Similarly, I can get feedback on where NOT to frequent or patronize, which is just as helpful!
Anecdotal evidence can be defined as testimony that something is true, false, related, or unrelated based on isolated examples of someone's personal experience.
When I move, for example, I reach out to family, friends, acquaintances, and even strangers for recommendations on the best indoor play places for wintertime play, where I can find the very best Mexican food, or even a terrific manicure!
All of their answers are based exclusively on personal experiences.
Anecdotal evidence is often offered when there is an absence of scientific evidence or in an effort to refute scientific evidence.
One problem with anecdotal evidence is when one or more 'best case' examples are used to generalize about some larger group of people.
I, however, have had quite the adventure as an adult, moving cross-country about a half a dozen times in the last ten years, each time having to start all over. If you're lucky - as I have been - you'll know a few people in your new city or town and will be able to ask these questions of current area residents. Regardless of who you end up asking, their recommendations will come to you in the form of anecdotal evidence, the focus of today's lesson.
It's exciting, but logistically, it can also be a nightmare. How do I decide on a new dentist, a new doctor, a new babysitter?
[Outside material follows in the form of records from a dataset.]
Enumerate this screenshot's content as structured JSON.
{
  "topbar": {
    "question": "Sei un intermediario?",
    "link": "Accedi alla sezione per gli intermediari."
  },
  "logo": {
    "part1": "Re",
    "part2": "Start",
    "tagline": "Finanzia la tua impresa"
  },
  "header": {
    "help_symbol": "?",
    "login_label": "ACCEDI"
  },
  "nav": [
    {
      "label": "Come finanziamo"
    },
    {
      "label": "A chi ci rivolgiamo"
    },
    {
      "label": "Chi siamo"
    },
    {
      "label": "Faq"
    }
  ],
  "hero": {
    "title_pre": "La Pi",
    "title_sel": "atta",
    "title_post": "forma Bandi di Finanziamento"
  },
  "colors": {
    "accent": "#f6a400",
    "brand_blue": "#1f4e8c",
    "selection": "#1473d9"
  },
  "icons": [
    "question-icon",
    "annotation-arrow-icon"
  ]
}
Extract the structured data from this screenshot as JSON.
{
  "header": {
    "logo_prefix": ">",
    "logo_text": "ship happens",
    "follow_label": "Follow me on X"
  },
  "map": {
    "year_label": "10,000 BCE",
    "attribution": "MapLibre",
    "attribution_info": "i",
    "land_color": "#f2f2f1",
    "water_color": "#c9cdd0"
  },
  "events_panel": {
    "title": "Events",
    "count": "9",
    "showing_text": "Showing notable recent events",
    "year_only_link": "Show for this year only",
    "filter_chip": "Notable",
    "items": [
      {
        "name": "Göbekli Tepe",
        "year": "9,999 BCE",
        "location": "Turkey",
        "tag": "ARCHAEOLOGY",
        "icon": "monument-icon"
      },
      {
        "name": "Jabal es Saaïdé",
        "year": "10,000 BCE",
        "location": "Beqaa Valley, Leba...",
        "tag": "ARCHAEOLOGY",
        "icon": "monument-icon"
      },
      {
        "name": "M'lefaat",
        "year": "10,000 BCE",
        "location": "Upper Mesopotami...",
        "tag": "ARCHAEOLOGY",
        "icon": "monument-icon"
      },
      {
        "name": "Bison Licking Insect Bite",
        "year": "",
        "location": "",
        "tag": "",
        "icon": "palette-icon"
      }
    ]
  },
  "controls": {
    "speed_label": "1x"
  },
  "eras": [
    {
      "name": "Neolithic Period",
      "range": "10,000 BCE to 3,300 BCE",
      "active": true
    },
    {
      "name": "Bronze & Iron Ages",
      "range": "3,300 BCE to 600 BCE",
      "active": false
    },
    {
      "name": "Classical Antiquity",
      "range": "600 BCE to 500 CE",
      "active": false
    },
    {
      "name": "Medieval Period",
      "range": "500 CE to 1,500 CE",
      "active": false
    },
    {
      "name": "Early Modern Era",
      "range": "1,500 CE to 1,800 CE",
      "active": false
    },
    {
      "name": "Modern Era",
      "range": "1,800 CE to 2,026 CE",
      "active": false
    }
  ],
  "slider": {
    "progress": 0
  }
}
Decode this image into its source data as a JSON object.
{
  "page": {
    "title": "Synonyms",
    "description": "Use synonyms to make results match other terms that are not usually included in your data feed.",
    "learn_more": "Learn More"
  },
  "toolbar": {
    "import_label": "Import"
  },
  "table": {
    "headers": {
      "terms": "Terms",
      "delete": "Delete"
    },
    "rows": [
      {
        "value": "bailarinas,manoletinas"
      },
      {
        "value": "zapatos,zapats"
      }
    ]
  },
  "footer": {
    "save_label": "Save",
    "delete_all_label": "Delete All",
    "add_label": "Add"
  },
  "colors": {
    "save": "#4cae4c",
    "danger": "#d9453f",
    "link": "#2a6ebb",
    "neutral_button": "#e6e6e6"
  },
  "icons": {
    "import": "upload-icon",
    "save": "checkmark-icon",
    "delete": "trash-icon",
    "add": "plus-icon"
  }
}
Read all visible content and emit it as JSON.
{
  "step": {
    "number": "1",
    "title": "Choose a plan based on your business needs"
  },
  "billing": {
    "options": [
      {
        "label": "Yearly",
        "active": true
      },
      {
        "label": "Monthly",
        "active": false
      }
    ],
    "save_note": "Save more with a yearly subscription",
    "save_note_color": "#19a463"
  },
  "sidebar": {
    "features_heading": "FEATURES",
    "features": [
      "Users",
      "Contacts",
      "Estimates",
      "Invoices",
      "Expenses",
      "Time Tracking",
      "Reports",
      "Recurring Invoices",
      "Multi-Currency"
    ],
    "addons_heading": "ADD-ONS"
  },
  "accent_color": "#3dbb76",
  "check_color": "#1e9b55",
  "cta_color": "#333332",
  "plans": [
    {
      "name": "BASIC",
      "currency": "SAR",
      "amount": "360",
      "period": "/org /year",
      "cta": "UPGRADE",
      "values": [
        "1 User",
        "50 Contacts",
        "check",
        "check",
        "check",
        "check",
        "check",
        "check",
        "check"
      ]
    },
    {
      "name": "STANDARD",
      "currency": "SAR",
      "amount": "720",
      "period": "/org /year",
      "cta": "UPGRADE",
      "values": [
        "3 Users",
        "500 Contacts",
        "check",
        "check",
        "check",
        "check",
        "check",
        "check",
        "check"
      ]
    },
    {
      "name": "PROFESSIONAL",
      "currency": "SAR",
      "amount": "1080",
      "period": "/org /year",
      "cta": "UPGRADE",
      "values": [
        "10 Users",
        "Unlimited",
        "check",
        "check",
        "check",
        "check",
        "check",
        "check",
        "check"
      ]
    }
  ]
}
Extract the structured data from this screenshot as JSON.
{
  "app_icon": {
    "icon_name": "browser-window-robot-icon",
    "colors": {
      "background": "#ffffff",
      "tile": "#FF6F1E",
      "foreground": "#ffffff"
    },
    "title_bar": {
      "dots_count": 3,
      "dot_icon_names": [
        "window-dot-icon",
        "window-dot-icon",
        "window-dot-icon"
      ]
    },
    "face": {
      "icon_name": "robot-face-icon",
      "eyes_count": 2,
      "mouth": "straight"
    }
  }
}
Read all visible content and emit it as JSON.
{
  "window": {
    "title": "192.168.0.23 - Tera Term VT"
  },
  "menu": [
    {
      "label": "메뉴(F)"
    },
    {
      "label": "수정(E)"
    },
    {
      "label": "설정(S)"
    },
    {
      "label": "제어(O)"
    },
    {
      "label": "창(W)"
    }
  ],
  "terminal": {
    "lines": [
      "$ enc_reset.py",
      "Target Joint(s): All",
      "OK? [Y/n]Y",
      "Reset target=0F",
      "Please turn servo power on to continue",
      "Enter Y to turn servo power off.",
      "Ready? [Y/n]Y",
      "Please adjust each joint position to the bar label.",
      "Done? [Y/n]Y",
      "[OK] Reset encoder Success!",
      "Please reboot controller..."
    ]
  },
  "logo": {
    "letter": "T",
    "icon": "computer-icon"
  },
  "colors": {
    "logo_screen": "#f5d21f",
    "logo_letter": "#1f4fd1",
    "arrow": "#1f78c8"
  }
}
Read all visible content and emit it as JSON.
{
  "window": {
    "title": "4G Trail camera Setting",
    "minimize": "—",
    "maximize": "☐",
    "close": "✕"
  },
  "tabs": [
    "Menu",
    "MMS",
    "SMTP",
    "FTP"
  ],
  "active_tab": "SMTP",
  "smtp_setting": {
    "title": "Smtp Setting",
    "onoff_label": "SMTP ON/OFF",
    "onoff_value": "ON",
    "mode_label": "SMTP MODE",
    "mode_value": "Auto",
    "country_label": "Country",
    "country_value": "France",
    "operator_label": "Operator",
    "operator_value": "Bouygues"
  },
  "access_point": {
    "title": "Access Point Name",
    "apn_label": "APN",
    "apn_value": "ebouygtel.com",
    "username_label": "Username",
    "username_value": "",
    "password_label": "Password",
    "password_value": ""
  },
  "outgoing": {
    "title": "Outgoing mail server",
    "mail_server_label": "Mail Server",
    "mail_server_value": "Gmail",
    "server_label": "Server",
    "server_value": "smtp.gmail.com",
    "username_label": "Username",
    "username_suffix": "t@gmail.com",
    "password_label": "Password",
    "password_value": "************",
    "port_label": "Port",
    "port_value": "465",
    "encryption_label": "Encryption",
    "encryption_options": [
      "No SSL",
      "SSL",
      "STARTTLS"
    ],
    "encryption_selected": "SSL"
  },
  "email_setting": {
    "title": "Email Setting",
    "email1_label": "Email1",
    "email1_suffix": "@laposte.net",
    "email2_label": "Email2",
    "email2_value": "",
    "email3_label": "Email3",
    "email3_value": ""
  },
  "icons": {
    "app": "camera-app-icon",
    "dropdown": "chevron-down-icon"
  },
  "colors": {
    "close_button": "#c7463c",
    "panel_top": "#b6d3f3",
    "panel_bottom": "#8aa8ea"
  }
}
The term anecdotal evidence can be broken up into two distinct halves, both of which are words you are more than likely familiar with.
However, if you look very closely at the fine print, you will see a disclaimer that states, 'Results are not typical and will vary from individual to individual.' It would be reasonable to question whether it was the supplement that caused the weight loss or if there were other factors.
Luckily, this is a research question easily tested using the scientific method.